__WORK REQUEST__:
Copy the records exactly. Every line must match.

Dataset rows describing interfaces
-.-.-

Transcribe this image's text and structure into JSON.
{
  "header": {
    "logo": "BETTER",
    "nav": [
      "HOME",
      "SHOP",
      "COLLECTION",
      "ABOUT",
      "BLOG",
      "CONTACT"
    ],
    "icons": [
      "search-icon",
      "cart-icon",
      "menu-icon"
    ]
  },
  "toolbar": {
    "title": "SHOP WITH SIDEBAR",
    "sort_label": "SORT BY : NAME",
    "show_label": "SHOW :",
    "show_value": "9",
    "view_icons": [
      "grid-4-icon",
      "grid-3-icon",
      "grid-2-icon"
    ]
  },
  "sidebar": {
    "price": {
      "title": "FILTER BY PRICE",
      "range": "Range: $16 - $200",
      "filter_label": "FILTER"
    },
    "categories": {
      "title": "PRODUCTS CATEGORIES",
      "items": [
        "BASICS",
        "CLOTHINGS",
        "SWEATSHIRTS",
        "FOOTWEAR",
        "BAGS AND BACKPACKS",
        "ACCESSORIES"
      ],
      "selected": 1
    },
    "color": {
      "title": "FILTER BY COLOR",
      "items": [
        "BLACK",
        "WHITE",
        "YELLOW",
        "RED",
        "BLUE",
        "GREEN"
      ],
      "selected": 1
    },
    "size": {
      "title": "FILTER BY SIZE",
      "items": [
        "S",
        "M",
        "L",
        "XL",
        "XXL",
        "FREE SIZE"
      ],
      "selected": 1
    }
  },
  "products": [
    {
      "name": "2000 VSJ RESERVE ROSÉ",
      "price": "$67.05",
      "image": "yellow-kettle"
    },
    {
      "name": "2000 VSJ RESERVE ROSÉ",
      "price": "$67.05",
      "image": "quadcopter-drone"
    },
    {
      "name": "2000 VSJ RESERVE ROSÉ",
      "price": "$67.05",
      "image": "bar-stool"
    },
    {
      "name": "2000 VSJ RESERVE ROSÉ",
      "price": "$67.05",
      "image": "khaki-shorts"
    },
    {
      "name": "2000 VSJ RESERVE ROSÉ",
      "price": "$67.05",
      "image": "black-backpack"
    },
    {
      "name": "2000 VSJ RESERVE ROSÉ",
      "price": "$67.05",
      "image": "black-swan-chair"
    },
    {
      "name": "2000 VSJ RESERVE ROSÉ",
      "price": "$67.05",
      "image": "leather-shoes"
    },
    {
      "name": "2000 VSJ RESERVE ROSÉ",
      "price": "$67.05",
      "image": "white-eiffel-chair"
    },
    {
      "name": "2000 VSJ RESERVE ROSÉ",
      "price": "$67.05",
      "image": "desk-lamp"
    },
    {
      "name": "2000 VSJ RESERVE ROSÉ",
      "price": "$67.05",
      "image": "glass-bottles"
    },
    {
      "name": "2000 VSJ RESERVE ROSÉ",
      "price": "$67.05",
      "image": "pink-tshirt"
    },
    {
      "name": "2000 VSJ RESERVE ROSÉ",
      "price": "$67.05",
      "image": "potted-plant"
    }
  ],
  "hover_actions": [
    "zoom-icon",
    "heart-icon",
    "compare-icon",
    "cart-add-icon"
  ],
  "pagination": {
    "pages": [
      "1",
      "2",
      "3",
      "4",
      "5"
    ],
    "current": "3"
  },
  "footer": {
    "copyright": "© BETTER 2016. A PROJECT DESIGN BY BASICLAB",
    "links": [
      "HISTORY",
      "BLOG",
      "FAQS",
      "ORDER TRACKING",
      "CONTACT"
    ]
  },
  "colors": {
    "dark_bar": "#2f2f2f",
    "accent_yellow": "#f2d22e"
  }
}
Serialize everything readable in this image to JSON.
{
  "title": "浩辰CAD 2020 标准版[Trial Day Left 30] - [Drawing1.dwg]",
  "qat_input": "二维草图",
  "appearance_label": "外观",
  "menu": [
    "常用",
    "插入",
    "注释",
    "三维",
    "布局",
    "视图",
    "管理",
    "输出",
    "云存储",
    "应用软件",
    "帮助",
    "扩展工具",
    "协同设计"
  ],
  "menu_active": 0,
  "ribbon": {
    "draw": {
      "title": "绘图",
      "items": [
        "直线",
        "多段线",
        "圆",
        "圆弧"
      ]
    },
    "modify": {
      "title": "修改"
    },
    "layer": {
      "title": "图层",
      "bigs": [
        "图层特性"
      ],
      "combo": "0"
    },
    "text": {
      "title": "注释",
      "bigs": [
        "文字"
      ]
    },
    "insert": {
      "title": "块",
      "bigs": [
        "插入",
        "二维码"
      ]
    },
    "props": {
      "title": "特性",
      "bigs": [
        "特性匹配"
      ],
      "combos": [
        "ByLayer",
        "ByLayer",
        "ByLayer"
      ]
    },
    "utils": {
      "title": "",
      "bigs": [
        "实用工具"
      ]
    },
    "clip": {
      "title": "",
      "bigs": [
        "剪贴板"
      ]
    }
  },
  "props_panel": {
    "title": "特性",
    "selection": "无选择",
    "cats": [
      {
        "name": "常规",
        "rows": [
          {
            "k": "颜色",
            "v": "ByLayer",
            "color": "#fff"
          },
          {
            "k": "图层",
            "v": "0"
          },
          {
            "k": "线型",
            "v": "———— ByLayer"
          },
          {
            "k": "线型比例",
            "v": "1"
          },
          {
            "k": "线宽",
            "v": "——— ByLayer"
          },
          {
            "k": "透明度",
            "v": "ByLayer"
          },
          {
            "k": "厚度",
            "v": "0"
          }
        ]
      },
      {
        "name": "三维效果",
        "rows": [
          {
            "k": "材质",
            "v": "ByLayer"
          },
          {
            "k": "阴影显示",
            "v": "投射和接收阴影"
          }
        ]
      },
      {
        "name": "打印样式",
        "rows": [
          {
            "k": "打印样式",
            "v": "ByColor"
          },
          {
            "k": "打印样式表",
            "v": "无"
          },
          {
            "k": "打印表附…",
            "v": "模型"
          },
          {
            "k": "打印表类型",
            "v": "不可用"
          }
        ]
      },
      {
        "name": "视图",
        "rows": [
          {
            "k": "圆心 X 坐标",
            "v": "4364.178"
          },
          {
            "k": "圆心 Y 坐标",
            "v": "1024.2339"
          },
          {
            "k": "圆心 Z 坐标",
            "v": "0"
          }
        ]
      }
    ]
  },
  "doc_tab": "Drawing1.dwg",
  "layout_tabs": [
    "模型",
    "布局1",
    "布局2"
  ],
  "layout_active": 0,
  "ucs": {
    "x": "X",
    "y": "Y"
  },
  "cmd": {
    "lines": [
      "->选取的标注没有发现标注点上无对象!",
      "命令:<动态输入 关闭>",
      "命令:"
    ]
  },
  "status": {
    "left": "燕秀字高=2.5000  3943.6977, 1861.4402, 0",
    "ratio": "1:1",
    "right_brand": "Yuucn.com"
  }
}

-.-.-

__SOLUTION FOR THIS PROBLEM__:
Transcribe this image's text and structure into JSON.
{
  "header": {
    "logo": "BETTER",
    "nav": [
      "HOME",
      "SHOP",
      "COLLECTION",
      "ABOUT",
      "BLOG",
      "CONTACT"
    ],
    "icons": [
      "search-icon",
      "cart-icon",
      "menu-icon"
    ]
  },
  "toolbar": {
    "title": "SHOP WITH SIDEBAR",
    "sort_label": "SORT BY : NAME",
    "show_label": "SHOW :",
    "show_value": "9",
    "view_icons": [
      "grid-4-icon",
      "grid-3-icon",
      "grid-2-icon"
    ]
  },
  "sidebar": {
    "price": {
      "title": "FILTER BY PRICE",
      "range": "Range: $16 - $200",
      "filter_label": "FILTER"
    },
    "categories": {
      "title": "PRODUCTS CATEGORIES",
      "items": [
        "BASICS",
        "CLOTHINGS",
        "SWEATSHIRTS",
        "FOOTWEAR",
        "BAGS AND BACKPACKS",
        "ACCESSORIES"
      ],
      "selected": 1
    },
    "color": {
      "title": "FILTER BY COLOR",
      "items": [
        "BLACK",
        "WHITE",
        "YELLOW",
        "RED",
        "BLUE",
        "GREEN"
      ],
      "selected": 1
    },
    "size": {
      "title": "FILTER BY SIZE",
      "items": [
        "S",
        "M",
        "L",
        "XL",
        "XXL",
        "FREE SIZE"
      ],
      "selected": 1
    }
  },
  "products": [
    {
      "name": "2000 VSJ RESERVE ROSÉ",
      "price": "$67.05",
      "image": "yellow-kettle"
    },
    {
      "name": "2000 VSJ RESERVE ROSÉ",
      "price": "$67.05",
      "image": "quadcopter-drone"
    },
    {
      "name": "2000 VSJ RESERVE ROSÉ",
      "price": "$67.05",
      "image": "bar-stool"
    },
    {
      "name": "2000 VSJ RESERVE ROSÉ",
      "price": "$67.05",
      "image": "khaki-shorts"
    },
    {
      "name": "2000 VSJ RESERVE ROSÉ",
      "price": "$67.05",
      "image": "black-backpack"
    },
    {
      "name": "2000 VSJ RESERVE ROSÉ",
      "price": "$67.05",
      "image": "black-swan-chair"
    },
    {
      "name": "2000 VSJ RESERVE ROSÉ",
      "price": "$67.05",
      "image": "leather-shoes"
    },
    {
      "name": "2000 VSJ RESERVE ROSÉ",
      "price": "$67.05",
      "image": "white-eiffel-chair"
    },
    {
      "name": "2000 VSJ RESERVE ROSÉ",
      "price": "$67.05",
      "image": "desk-lamp"
    },
    {
      "name": "2000 VSJ RESERVE ROSÉ",
      "price": "$67.05",
      "image": "glass-bottles"
    },
    {
      "name": "2000 VSJ RESERVE ROSÉ",
      "price": "$67.05",
      "image": "pink-tshirt"
    },
    {
      "name": "2000 VSJ RESERVE ROSÉ",
      "price": "$67.05",
      "image": "potted-plant"
    }
  ],
  "hover_actions": [
    "zoom-icon",
    "heart-icon",
    "compare-icon",
    "cart-add-icon"
  ],
  "pagination": {
    "pages": [
      "1",
      "2",
      "3",
      "4",
      "5"
    ],
    "current": "3"
  },
  "footer": {
    "copyright": "© BETTER 2016. A PROJECT DESIGN BY BASICLAB",
    "links": [
      "HISTORY",
      "BLOG",
      "FAQS",
      "ORDER TRACKING",
      "CONTACT"
    ]
  },
  "colors": {
    "dark_bar": "#2f2f2f",
    "accent_yellow": "#f2d22e"
  }
}
Serialize everything readable in this image to JSON.
{
  "title": "浩辰CAD 2020 标准版[Trial Day Left 30] - [Drawing1.dwg]",
  "qat_input": "二维草图",
  "appearance_label": "外观",
  "menu": [
    "常用",
    "插入",
    "注释",
    "三维",
    "布局",
    "视图",
    "管理",
    "输出",
    "云存储",
    "应用软件",
    "帮助",
    "扩展工具",
    "协同设计"
  ],
  "menu_active": 0,
  "ribbon": {
    "draw": {
      "title": "绘图",
      "items": [
        "直线",
        "多段线",
        "圆",
        "圆弧"
      ]
    },
    "modify": {
      "title": "修改"
    },
    "layer": {
      "title": "图层",
      "bigs": [
        "图层特性"
      ],
      "combo": "0"
    },
    "text": {
      "title": "注释",
      "bigs": [
        "文字"
      ]
    },
    "insert": {
      "title": "块",
      "bigs": [
        "插入",
        "二维码"
      ]
    },
    "props": {
      "title": "特性",
      "bigs": [
        "特性匹配"
      ],
      "combos": [
        "ByLayer",
        "ByLayer",
        "ByLayer"
      ]
    },
    "utils": {
      "title": "",
      "bigs": [
        "实用工具"
      ]
    },
    "clip": {
      "title": "",
      "bigs": [
        "剪贴板"
      ]
    }
  },
  "props_panel": {
    "title": "特性",
    "selection": "无选择",
    "cats": [
      {
        "name": "常规",
        "rows": [
          {
            "k": "颜色",
            "v": "ByLayer",
            "color": "#fff"
          },
          {
            "k": "图层",
            "v": "0"
          },
          {
            "k": "线型",
            "v": "———— ByLayer"
          },
          {
            "k": "线型比例",
            "v": "1"
          },
          {
            "k": "线宽",
            "v": "——— ByLayer"
          },
          {
            "k": "透明度",
            "v": "ByLayer"
          },
          {
            "k": "厚度",
            "v": "0"
          }
        ]
      },
      {
        "name": "三维效果",
        "rows": [
          {
            "k": "材质",
            "v": "ByLayer"
          },
          {
            "k": "阴影显示",
            "v": "投射和接收阴影"
          }
        ]
      },
      {
        "name": "打印样式",
        "rows": [
          {
            "k": "打印样式",
            "v": "ByColor"
          },
          {
            "k": "打印样式表",
            "v": "无"
          },
          {
            "k": "打印表附…",
            "v": "模型"
          },
          {
            "k": "打印表类型",
            "v": "不可用"
          }
        ]
      },
      {
        "name": "视图",
        "rows": [
          {
            "k": "圆心 X 坐标",
            "v": "4364.178"
          },
          {
            "k": "圆心 Y 坐标",
            "v": "1024.2339"
          },
          {
            "k": "圆心 Z 坐标",
            "v": "0"
          }
        ]
      }
    ]
  },
  "doc_tab": "Drawing1.dwg",
  "layout_tabs": [
    "模型",
    "布局1",
    "布局2"
  ],
  "layout_active": 0,
  "ucs": {
    "x": "X",
    "y": "Y"
  },
  "cmd": {
    "lines": [
      "->选取的标注没有发现标注点上无对象!",
      "命令:<动态输入 关闭>",
      "命令:"
    ]
  },
  "status": {
    "left": "燕秀字高=2.5000  3943.6977, 1861.4402, 0",
    "ratio": "1:1",
    "right_brand": "Yuucn.com"
  }
}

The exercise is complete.